pregnancy loss Chromosome Testing – How do it help?

In case a chromosome abnormality is identified, the sort of abnormality found could be assessed to help answer fully the question: “Will this happen to me again?”. More often than not, chromosome abnormalities within an embryo or fetus are not inherited and have a low possiblity to occur in future pregnancies. Sometimes, a particular chromosome finding in a miscarriage alerts your doctor to do further studies to investigate the possibility of an underlying genetic or chromosome problem in your loved ones that predisposes one to have miscarriages.

Furthermore, if a chromosome abnormality is identified it can prevent the need for other, sometimes quite costly, studies your doctor might consider to investigate the reason for the miscarriage.

Lastly, knowing the explanation for a pregnancy loss might help a couple of start the emotional healing up process, moving past the question of “Why did this happen to me?”.

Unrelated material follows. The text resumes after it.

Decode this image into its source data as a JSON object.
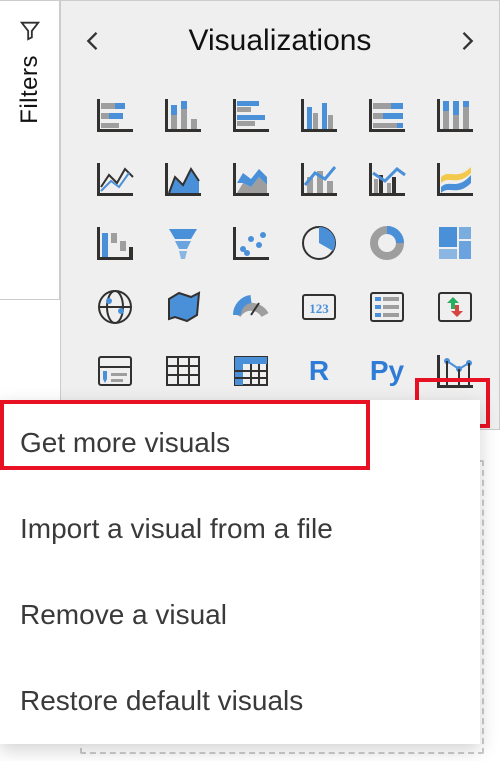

Chromosome testing can be especially very important to patients with repeated miscarriages, as it could either give clues to an underlying chromosomal cause for the miscarriages or eliminate chromosome errors as the reason behind the miscarriages and invite their doctor to pursue other types of testing. For couples with multiple miscarriages determined to have a chromosomal cause, in vitro fertilization (IVF) with preimplantation genetic diagnosis (PGD) testing may be able to help increase their likelihood of having an effective healthy pregnancy.

Written By NevilleBruno